Given entries →

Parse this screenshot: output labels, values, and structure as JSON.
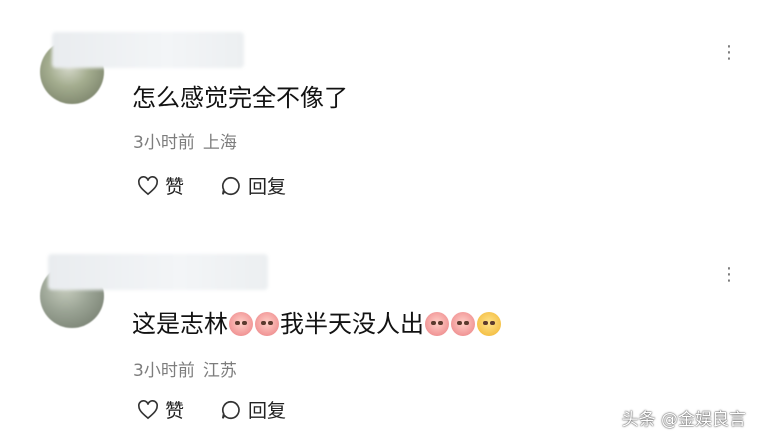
{
  "comments": [
    {
      "text": "怎么感觉完全不像了",
      "time": "3小时前",
      "location": "上海",
      "like_label": "赞",
      "reply_label": "回复",
      "more_icon": "more-horizontal-icon"
    },
    {
      "text_part1": "这是志林",
      "text_part2": "我半天没人出",
      "emojis": [
        "crying-face-emoji",
        "crying-face-emoji",
        "crying-face-emoji",
        "crying-face-emoji",
        "smirk-face-emoji"
      ],
      "time": "3小时前",
      "location": "江苏",
      "like_label": "赞",
      "reply_label": "回复",
      "more_icon": "more-horizontal-icon"
    }
  ],
  "watermark": "头条 @金娱良言"
}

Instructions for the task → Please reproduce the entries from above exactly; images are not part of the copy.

Answer to the exercise →
Parse this screenshot: output labels, values, and structure as JSON.
{
  "comments": [
    {
      "text": "怎么感觉完全不像了",
      "time": "3小时前",
      "location": "上海",
      "like_label": "赞",
      "reply_label": "回复",
      "more_icon": "more-horizontal-icon"
    },
    {
      "text_part1": "这是志林",
      "text_part2": "我半天没人出",
      "emojis": [
        "crying-face-emoji",
        "crying-face-emoji",
        "crying-face-emoji",
        "crying-face-emoji",
        "smirk-face-emoji"
      ],
      "time": "3小时前",
      "location": "江苏",
      "like_label": "赞",
      "reply_label": "回复",
      "more_icon": "more-horizontal-icon"
    }
  ],
  "watermark": "头条 @金娱良言"
}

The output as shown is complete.